• Exercise
Each record below should appear again exactly as written.
*** Begin section ***
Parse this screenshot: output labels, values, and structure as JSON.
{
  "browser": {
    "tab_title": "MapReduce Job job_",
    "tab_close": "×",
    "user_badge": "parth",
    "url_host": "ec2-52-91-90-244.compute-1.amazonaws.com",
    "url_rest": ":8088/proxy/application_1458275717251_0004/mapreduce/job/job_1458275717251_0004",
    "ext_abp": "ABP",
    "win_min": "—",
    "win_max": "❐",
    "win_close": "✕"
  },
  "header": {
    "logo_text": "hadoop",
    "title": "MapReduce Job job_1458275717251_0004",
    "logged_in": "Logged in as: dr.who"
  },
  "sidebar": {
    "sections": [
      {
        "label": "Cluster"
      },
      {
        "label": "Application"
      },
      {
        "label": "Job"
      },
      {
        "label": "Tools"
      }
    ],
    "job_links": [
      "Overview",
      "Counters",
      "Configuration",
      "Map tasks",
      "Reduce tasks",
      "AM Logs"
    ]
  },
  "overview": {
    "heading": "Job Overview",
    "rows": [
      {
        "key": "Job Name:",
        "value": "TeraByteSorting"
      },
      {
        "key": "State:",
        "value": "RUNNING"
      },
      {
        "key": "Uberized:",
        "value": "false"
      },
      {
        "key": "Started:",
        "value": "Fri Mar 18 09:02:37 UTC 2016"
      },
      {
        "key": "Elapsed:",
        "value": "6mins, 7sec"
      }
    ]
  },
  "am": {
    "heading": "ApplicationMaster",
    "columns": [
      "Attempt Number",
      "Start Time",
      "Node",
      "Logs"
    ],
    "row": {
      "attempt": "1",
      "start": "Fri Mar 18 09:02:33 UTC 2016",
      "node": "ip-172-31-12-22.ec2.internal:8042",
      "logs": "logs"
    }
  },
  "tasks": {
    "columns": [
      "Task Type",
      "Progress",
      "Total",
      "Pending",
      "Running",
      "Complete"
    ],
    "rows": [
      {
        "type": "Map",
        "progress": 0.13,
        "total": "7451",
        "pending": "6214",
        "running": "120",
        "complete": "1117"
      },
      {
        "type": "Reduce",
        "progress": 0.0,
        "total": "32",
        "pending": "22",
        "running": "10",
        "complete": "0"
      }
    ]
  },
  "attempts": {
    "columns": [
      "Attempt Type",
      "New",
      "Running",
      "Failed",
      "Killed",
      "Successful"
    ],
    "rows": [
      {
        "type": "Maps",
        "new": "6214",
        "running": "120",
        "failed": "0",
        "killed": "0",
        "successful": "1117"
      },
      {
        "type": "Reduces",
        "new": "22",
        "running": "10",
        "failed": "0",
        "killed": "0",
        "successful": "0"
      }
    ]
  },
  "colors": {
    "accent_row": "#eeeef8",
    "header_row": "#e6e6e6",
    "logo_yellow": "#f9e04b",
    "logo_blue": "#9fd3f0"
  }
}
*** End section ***
• Output of the exercise
Parse this screenshot: output labels, values, and structure as JSON.
{
  "browser": {
    "tab_title": "MapReduce Job job_",
    "tab_close": "×",
    "user_badge": "parth",
    "url_host": "ec2-52-91-90-244.compute-1.amazonaws.com",
    "url_rest": ":8088/proxy/application_1458275717251_0004/mapreduce/job/job_1458275717251_0004",
    "ext_abp": "ABP",
    "win_min": "—",
    "win_max": "❐",
    "win_close": "✕"
  },
  "header": {
    "logo_text": "hadoop",
    "title": "MapReduce Job job_1458275717251_0004",
    "logged_in": "Logged in as: dr.who"
  },
  "sidebar": {
    "sections": [
      {
        "label": "Cluster"
      },
      {
        "label": "Application"
      },
      {
        "label": "Job"
      },
      {
        "label": "Tools"
      }
    ],
    "job_links": [
      "Overview",
      "Counters",
      "Configuration",
      "Map tasks",
      "Reduce tasks",
      "AM Logs"
    ]
  },
  "overview": {
    "heading": "Job Overview",
    "rows": [
      {
        "key": "Job Name:",
        "value": "TeraByteSorting"
      },
      {
        "key": "State:",
        "value": "RUNNING"
      },
      {
        "key": "Uberized:",
        "value": "false"
      },
      {
        "key": "Started:",
        "value": "Fri Mar 18 09:02:37 UTC 2016"
      },
      {
        "key": "Elapsed:",
        "value": "6mins, 7sec"
      }
    ]
  },
  "am": {
    "heading": "ApplicationMaster",
    "columns": [
      "Attempt Number",
      "Start Time",
      "Node",
      "Logs"
    ],
    "row": {
      "attempt": "1",
      "start": "Fri Mar 18 09:02:33 UTC 2016",
      "node": "ip-172-31-12-22.ec2.internal:8042",
      "logs": "logs"
    }
  },
  "tasks": {
    "columns": [
      "Task Type",
      "Progress",
      "Total",
      "Pending",
      "Running",
      "Complete"
    ],
    "rows": [
      {
        "type": "Map",
        "progress": 0.13,
        "total": "7451",
        "pending": "6214",
        "running": "120",
        "complete": "1117"
      },
      {
        "type": "Reduce",
        "progress": 0.0,
        "total": "32",
        "pending": "22",
        "running": "10",
        "complete": "0"
      }
    ]
  },
  "attempts": {
    "columns": [
      "Attempt Type",
      "New",
      "Running",
      "Failed",
      "Killed",
      "Successful"
    ],
    "rows": [
      {
        "type": "Maps",
        "new": "6214",
        "running": "120",
        "failed": "0",
        "killed": "0",
        "successful": "1117"
      },
      {
        "type": "Reduces",
        "new": "22",
        "running": "10",
        "failed": "0",
        "killed": "0",
        "successful": "0"
      }
    ]
  },
  "colors": {
    "accent_row": "#eeeef8",
    "header_row": "#e6e6e6",
    "logo_yellow": "#f9e04b",
    "logo_blue": "#9fd3f0"
  }
}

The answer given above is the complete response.